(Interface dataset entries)
- - - - - - -

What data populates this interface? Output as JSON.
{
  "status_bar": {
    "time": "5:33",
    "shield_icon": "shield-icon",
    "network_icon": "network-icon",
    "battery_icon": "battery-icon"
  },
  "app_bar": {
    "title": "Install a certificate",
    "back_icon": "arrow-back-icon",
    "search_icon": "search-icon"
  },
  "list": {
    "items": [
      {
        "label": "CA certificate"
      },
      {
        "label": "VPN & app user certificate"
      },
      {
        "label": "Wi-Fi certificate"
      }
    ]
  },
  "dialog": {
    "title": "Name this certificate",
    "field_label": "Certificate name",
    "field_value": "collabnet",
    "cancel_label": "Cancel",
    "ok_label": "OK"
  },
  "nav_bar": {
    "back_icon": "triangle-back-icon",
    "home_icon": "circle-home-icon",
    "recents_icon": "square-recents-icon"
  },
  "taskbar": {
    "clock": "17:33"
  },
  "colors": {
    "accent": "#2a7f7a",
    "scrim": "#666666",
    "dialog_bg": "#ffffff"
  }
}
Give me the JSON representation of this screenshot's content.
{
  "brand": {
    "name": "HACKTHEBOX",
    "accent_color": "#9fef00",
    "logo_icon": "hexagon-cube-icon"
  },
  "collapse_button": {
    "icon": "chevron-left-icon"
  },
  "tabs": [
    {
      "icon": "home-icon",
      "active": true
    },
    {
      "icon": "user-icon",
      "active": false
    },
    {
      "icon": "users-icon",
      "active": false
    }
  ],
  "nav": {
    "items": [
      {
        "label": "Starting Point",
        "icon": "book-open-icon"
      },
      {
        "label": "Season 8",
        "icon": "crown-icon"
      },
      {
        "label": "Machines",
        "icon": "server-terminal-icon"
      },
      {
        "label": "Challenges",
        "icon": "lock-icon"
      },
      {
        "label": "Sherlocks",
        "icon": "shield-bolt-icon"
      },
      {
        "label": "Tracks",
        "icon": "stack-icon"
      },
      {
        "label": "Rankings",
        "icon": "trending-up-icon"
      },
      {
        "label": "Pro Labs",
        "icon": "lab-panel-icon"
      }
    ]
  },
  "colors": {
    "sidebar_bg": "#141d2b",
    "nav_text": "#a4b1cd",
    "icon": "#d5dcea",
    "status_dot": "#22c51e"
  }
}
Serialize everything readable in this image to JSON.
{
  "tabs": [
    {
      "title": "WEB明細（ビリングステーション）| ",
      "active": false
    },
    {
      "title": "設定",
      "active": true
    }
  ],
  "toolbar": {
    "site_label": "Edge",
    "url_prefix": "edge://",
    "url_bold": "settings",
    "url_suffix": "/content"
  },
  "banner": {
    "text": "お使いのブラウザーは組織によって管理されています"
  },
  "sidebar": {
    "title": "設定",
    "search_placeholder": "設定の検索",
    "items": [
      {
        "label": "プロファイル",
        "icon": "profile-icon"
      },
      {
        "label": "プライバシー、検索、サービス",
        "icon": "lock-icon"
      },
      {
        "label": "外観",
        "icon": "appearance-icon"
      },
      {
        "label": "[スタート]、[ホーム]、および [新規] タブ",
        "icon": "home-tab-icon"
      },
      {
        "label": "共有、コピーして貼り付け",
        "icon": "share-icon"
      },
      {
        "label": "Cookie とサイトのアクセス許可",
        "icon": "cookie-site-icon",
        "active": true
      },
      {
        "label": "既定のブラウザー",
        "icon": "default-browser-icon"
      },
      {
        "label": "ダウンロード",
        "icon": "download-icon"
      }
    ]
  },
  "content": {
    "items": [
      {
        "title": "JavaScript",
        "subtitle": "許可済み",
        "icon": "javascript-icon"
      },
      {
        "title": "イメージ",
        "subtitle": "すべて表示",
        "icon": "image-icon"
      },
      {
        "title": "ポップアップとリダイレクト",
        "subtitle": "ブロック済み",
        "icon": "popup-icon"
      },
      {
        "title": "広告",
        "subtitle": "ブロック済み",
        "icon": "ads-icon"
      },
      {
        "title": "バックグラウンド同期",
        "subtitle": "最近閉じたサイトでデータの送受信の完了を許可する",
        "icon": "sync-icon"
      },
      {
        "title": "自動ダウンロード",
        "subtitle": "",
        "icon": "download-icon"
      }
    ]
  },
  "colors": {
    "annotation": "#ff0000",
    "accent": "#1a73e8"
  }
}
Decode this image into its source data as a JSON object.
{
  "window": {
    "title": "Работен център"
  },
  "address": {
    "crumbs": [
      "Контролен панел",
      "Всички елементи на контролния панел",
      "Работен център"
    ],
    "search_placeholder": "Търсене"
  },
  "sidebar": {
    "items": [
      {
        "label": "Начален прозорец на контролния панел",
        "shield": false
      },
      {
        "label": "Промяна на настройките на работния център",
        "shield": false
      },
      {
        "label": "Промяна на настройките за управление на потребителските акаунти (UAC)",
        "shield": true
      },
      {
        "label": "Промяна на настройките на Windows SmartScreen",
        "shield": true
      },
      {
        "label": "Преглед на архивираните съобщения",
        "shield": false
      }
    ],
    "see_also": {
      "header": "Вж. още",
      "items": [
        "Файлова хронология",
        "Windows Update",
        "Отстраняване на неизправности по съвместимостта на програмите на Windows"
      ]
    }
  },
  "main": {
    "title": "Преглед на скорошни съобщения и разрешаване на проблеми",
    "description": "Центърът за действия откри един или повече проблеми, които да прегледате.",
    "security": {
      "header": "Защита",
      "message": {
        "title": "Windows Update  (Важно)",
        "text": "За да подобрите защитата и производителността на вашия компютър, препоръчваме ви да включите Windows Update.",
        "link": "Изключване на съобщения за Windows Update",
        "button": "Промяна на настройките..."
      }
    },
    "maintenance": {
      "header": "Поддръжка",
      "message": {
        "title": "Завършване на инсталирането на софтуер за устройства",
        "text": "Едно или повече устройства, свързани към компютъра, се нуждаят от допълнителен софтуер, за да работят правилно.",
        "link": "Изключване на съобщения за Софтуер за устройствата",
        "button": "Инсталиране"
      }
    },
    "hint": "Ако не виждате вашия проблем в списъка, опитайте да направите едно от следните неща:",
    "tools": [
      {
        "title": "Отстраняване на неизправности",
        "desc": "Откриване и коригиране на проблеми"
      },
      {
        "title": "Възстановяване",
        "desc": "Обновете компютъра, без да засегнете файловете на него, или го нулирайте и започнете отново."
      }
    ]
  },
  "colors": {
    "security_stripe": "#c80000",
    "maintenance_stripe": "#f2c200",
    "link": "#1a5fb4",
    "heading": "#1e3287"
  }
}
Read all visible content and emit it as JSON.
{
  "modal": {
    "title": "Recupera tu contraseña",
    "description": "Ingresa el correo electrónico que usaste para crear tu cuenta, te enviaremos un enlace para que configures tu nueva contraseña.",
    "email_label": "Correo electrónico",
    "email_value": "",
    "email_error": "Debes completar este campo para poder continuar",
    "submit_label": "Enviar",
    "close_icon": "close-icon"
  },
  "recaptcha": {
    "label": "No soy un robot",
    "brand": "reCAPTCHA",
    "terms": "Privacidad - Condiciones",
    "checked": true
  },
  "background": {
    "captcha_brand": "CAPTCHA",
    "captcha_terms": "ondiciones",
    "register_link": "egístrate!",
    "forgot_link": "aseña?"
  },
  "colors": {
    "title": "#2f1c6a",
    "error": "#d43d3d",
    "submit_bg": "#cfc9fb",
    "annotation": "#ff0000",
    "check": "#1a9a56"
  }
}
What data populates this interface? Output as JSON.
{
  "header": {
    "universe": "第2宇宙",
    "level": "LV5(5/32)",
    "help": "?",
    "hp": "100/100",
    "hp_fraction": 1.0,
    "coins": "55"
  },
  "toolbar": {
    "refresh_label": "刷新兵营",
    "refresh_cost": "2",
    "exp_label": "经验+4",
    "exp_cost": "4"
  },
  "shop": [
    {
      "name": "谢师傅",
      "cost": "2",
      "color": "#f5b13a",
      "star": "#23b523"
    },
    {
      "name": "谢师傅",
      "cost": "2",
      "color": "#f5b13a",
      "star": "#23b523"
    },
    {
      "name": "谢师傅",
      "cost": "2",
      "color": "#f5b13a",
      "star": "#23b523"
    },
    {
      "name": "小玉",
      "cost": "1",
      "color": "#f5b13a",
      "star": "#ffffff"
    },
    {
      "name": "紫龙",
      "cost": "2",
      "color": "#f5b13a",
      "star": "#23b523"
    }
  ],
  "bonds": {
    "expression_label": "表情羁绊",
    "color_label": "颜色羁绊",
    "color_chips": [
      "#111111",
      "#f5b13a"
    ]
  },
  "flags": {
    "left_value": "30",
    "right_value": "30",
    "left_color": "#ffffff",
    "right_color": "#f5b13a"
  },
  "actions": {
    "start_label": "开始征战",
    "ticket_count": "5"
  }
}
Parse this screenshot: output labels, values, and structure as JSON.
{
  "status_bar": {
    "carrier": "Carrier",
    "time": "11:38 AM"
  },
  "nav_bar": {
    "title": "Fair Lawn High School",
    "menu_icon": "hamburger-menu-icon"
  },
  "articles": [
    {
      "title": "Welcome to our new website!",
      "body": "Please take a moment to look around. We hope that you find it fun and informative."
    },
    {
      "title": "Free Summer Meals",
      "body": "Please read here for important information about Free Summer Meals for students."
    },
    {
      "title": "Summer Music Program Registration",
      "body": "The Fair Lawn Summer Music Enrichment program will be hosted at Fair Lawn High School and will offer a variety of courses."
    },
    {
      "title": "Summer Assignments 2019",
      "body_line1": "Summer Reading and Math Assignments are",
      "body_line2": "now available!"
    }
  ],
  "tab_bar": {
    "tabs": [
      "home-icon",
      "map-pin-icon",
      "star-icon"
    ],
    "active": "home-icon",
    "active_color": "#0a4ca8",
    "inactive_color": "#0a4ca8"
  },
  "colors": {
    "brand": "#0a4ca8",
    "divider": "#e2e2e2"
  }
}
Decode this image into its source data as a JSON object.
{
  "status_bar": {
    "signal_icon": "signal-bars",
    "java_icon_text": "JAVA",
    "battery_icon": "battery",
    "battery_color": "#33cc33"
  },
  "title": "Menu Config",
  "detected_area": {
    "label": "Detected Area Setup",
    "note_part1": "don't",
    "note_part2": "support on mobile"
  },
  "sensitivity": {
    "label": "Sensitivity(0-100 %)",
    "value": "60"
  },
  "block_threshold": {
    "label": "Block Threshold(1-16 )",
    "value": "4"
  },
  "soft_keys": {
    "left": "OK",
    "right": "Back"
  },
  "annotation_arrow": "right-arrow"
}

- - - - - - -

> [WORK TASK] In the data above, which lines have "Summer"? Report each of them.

> [RESULT FOR THIS TASK]
      "title": "Free Summer Meals",
      "body": "Please read here for important information about Free Summer Meals for students."
      "title": "Summer Music Program Registration",
      "body": "The Fair Lawn Summer Music Enrichment program will be hosted at Fair Lawn High School and will offer a variety of courses."
      "title": "Summer Assignments 2019",
      "body_line1": "Summer Reading and Math Assignments are",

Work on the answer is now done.